Posted: 17th October 2018

As the nights start to draw in earlier and cold mornings creep up on us, summer holiday planning may seem like a distant memory.

Though the sunny days have not completely abandoned us yet, it is time to pause and review how well your firm’s summer resourcing and outsourcing plans endured. Were your demand forecasts accurate? Did the unusually hot weather impact resource levels? What lessons can be learned and how will this affect preparations for the end of the year?

Spending time with your team to understand return on investment and the strengths and weaknesses of this year’s plan will prepare your business to meet the challenges of the year to come. Not only that, it will get your team into the right mindset for putting together plans for year-end. Positivity is often drawn from looking back at past successes, helping drive teams forward to ‘one-up’ their own efforts.

There is so much to consider during the final months of the calendar year that it is easy to become focused on just one or two key metrics, the most predictable being ‘how many staff will need to work Christmas Day?’

It’s never too early to start planning

When planning ahead for challenging periods in which capacity will be stretched to its limits, there are a number of major factors to consider:

Reviewing MI early 

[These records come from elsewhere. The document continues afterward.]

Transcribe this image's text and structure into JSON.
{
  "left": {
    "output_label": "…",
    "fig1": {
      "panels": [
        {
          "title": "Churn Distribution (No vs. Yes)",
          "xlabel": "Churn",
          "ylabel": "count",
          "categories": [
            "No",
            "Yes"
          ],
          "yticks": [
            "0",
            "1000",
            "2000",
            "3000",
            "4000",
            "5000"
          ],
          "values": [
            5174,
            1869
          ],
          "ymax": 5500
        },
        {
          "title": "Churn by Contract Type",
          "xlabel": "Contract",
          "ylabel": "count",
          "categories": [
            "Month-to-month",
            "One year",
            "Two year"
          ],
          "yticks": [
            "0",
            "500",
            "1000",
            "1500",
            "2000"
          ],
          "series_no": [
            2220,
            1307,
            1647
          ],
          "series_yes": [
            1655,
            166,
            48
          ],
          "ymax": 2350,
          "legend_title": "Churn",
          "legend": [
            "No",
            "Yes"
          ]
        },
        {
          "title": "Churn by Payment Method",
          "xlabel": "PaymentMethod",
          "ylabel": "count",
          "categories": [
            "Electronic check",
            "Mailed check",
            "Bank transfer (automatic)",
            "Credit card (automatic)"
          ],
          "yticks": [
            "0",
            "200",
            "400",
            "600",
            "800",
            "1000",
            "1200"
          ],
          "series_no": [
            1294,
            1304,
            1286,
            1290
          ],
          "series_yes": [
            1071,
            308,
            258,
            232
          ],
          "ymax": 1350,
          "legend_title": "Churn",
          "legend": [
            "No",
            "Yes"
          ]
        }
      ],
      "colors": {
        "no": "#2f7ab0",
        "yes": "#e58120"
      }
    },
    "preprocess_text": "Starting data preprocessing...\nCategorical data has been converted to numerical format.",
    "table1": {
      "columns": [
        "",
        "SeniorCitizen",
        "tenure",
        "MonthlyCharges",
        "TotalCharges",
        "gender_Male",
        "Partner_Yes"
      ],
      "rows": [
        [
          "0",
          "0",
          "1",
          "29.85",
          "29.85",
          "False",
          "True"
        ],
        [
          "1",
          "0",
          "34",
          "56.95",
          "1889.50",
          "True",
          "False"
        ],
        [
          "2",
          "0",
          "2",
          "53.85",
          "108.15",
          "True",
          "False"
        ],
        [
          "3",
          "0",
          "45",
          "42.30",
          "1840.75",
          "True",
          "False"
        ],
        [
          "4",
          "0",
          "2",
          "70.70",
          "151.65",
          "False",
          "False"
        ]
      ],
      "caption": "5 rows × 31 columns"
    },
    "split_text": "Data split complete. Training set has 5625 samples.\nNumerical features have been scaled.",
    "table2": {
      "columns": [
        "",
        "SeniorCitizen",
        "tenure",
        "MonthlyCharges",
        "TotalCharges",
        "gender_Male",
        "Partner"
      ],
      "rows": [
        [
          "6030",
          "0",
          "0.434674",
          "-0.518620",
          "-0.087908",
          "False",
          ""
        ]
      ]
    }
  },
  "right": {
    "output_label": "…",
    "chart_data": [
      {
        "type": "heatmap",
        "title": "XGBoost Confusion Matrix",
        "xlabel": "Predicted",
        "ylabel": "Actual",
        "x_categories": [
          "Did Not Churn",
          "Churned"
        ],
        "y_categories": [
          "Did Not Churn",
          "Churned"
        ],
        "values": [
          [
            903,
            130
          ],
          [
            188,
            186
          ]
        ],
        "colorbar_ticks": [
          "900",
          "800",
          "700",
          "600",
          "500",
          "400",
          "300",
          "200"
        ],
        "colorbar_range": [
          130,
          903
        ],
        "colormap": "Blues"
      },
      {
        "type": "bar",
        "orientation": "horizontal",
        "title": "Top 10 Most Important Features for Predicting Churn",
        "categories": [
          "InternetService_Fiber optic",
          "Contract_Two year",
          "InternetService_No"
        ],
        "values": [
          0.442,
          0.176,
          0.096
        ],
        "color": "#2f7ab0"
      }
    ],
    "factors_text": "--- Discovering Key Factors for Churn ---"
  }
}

Crucial to any forward planning effort is looking back at past data to analyse the trends that could help you predict the challenges likely to be faced in future months. A firm’s management information (MI) will be central to this understanding; being a measurement of expectations as compared to outcomes drawn from multiple perspectives (financials, performance, customer outcomes, and so on).

This mix of qualitative and quantitative data tells your management team where future resource should be utilised in order to either bolster previously lacking areas or transfer resource from over-invested areas.

Think back to what happened over the last year. How well was your team able to respond to customer complaints, for example? How many complaints were effectively handled without exerting your resource base? These questions should be starting points from which to start conversations with the team immediately around you, as well as other internal stakeholders.

Understanding the perspective of individuals and managers across the organisation will provide a much more valuable picture of your current resource issues or successes. As well as improving your strategy for this year, early engagement will ensure everyone is bought into the plan and will help you deliver it.

Planning for the unexpected

Resource planning can sometimes feel more like an art than a science, with countless possible determining factors, disruptions and unexpected boosts to contend with. Every individual within a team, whether they be a contractor or permanent employee, will be living their own unique lives with their own complications. Sometimes, things just happen that people have no control over. While a resource planner cannot possibly account for every potential eventuality for the sometimes hundreds of staff under their scope, when considering the winter months and holiday period, there are a few things we can predict.

It will be important to consider external factors that could affect capacity in your operation, such as holidays and the cold weather. How do you plan resources effectively if you don’t know whether roads will be iced-over, or trains delayed? Consider employees’ ability to work from home in the eventuality of transport becoming unusable. It may be hard to imagine snow and sleet at the moment, but it never hurts to be prepared.

If the thought of an empty office buffeted by rain and snow is of concern, think of what actions you could take to improve multi-skilling – that is, training staff to take up multiple roles as a ‘back up’ should the worst occur – and whether or not this investment would be worth making in your specific circumstance. It may be necessary, in the end, to recruit additional or deploy temporary resource to mitigate any projected shortfall.

Ultimately, you’ll be aiming to create a ‘playbook’ of ‘what-if’ scenarios that you can model and pre-empt as part of an action plan. This project will involve identifying who could be drawn on for short-term support in the event of an issue. It’s much easier to do this proactively than in the ‘heat of battle’. The difficult part of this will be agreeing the priority order with all key stakeholders.

A technological solution could also help create additional capacity within your organisation, as well as deliver long-term costs savings, despite an initial investment.

An external council that is far removed from your business unit could serve to independently validate your thinking and ask the ‘obvious’ questions which you may be too close to to ask.

Being ‘business ready’

Once you have reviewed forecast demand and matched resource levels with your expectations for the season, think about what else you can prepare to make your year-end as smooth as possible. Some common considerations include:

  • Holiday allowance usage – Do you have the opportunity to manage shrinkage and avoid a balloon of holiday-taking hitting at the end of the year?
  • Are your Interactive Voice Response phone systems updated in line with seasonal opening hours?
  • Are there savings to be made by reducing facility opening hours?
  • Are you aware of anything in a business area outside of your own that could have an impact on your team? For example, is anyone offering promotions, sending out mailers, and so on?
  • Are season-specific service-level agreements published both internally and externally so that all relevant stakeholders are well-informed and up to date?
  • Are your systems prepared for the new year? For example: schedules ready, holiday allowances loaded, next year’s objectives set, and so on.
  • What support and management cover could be put in place and who will have to remain on call (and for how long)?

While it may feel a little too early to start thinking about the upcoming holiday season – or that you may feel like you do not have time during this, no-doubt, busy period – a proper review of capacity ahead of the winter months need not take long. The effort and planning invested at this stage will surely pay dividends in the months to come.

Ben garratt

Ben Garratt

Director of Retail Banking